Course descriptions: the CASEP schedule of courses is designed to help you decide if teaching is right for you!
Chicago Speaks – Helping Immigrants Communicate (FYE TESL 109A): NEW!
In this course, the four foundations (Future Planning, Academics, Self-Discovery and Transitions) of the First-Year Experience are interwoven with the field specific concepts and terminology of teaching English as a second language (TESL). This course introduces the structure of the English language and methods of teaching it to speakers of other languages. This involves investigating the pronunciation and grammar of English as well as looking at ways to teach these subjects along with listening, speaking, reading and writing skills to English Language Learners (ELLs). The course will involve a service learning component in which students will tutor ELLs in various sites throughout Chicagoland. As students study the basics of teaching English as a second language, they will develop academic skills that will contribute to their success and especially, to their success as future teachers in an urban setting.
Comparative Learning in Adventure Education (PEMT 342T):
This course is designed to provide theory and application of experiential learning, with application to the elementary and middle school classroom.
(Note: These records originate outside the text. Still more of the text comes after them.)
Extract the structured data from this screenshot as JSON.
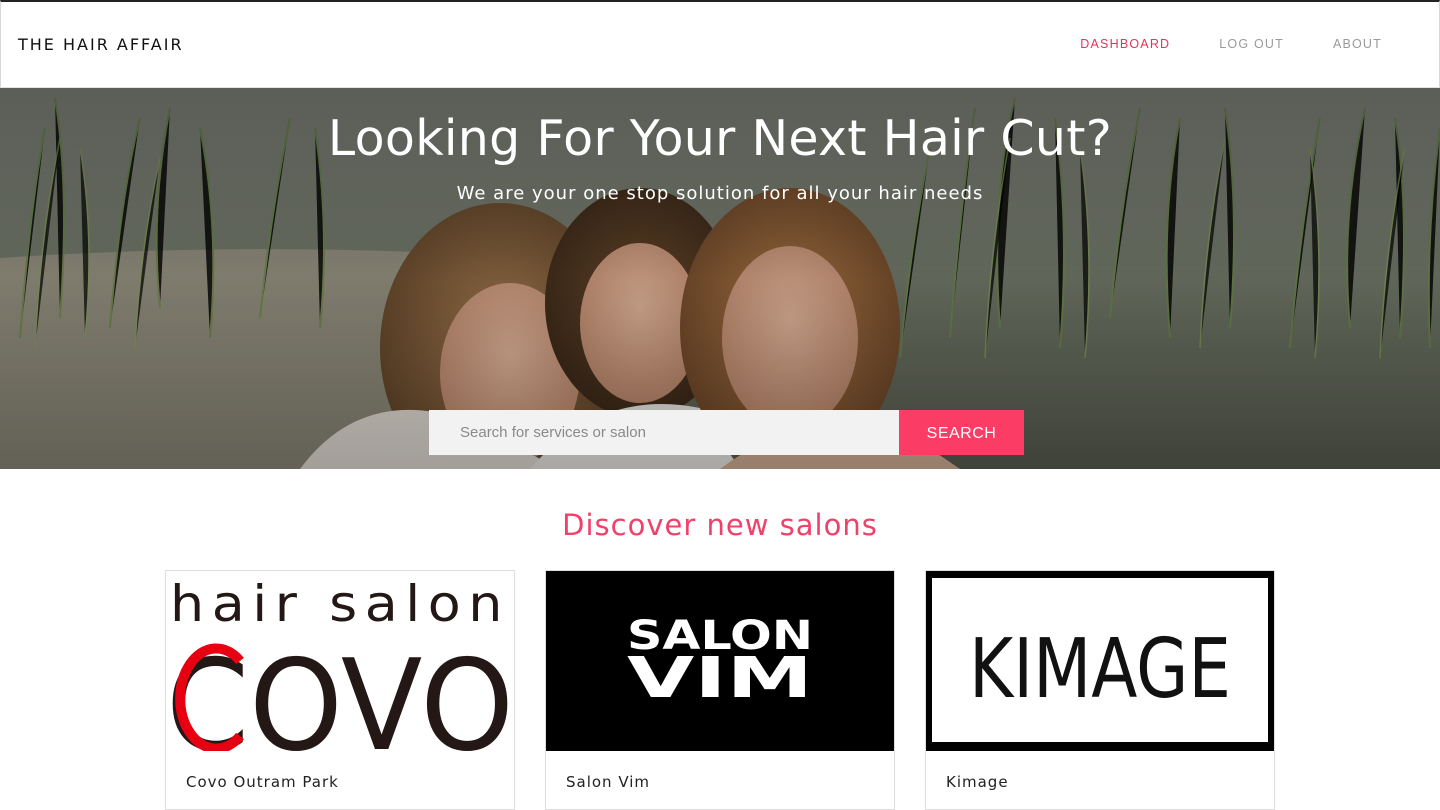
{
  "header": {
    "brand": "THE HAIR AFFAIR",
    "nav": [
      {
        "label": "DASHBOARD",
        "active": true
      },
      {
        "label": "LOG OUT",
        "active": false
      },
      {
        "label": "ABOUT",
        "active": false
      }
    ]
  },
  "hero": {
    "title": "Looking For Your Next Hair Cut?",
    "subtitle": "We are your one stop solution for all your hair needs",
    "search": {
      "placeholder": "Search for services or salon",
      "value": "",
      "button_label": "SEARCH"
    }
  },
  "discover": {
    "title": "Discover new salons",
    "salons": [
      {
        "name": "Covo Outram Park",
        "logo_text_top": "hair salon",
        "logo_text_main": "COVO"
      },
      {
        "name": "Salon Vim",
        "logo_text_top": "SALON",
        "logo_text_main": "VIM"
      },
      {
        "name": "Kimage",
        "logo_text_main": "KIMAGE"
      }
    ]
  },
  "colors": {
    "accent": "#fb3d65",
    "nav_active": "#e8305a",
    "nav_inactive": "#9a9a9a"
  }
}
The focus is on discovering self-knowledge, developing trust and promoting teamwork, establishing effective learning environments, learning principles of conflict resolution, and understanding and managing classroom group dynamics. There will be active hands-on participation in a variety of experiential activities, including the opportunity to co-facilitate learning experiences with peers and middle-school students, which will promote fuller understanding of the power and utility of experiential learning. There will be opportunities to work with students and teachers in elementary and middle schools.
Education and Individual Differences (EDFN 306):
Consideration of individual differences and principles of human development as factors in creating effective learning environments. Emphasis on: (1) understanding children and adolescents as individuals with differing abilities, aptitudes, interests, emotional responses and accomplishments as the result of genetic, maturational and environmental factors. Special attention given to children and adolescents covered by Public Law 94-142; (2) observational skills for assessing differences in order to aid student development. Focused study by each student of children or adolescents at a particular age level; (3) application of knowledge of developmental and individual differences to classroom practice. Twenty hours of classroom observations in CPS required.
Introduction to Communication (CMTC 100):
The study of human communication with emphasis on how we communicate, the factors that influence the success of our communication interactions, and the areas in which communication take place. This course will also focus on an understanding of the self in communication interactions as well as exploring issues of perception and culture. Group discussion will focus on education topics. As part of this course, students are required to observe 20 hours in an elementary or high school classroom and submit a journal of those observations.
Introduction to Earth Science (ESCI 121):
Basic concepts of geology, meteorology, oceanography, and the solar system. Discussion of topics of current interest in the earth sciences. Laboratory involves the study of minerals, rocks, maps and weather instruments. Lecture 2 hours, lab 2 hours. Professor will also engage students in looking at assignments from the educator’s perspective.
Introduction to Theatre (CMTT 130):
Survey of the components of theatrical experience and the function of the various contributors to theatrical production. Attendance at selected theatrical productions is required. This course will also examine the use of theatre games in teaching and explore the different roles necessary for producing a play. The final project in this course is linked to concepts studied in Introduction to Communication.
Philosophical and Historical Foundations of Public Education (EDFN 305):
The exploration of differing views of the aims of public education in America. The study of the historic settings in which the system developed. Identification of major social and cultural problems in relation to their historic antecedents. The study of various philosophic schools of thought and their impact on educational theory and practice, past and present.
Public Speaking (CMTC 101):
The development of skills common to all forms of oral communication with emphasis on public speaking. Students will study organization, delivery, sources of materials and language usage. Competent and innovative technology use will also be a topic. Students will be asked to engage in discussions around challenges to the future of our educational system and their role as teachers within it.
Schools and Society (SOC 104):
Focus on issues concerning U.S. education today from a sociological perspective. Some fieldwork may be required as a part of this course.
Writing I (ENGL 101):
Specialized instruction and practice in beginning writing. Work in usage, grammar, style, paragraphs, and short essays. Designated professor will also consider education topics in discussions ad coursework.
Writing II (ENGL 102):
Continuation of practice in composition with emphasis on a variety of forms of writing and long essays, culminating in the annotated research paper.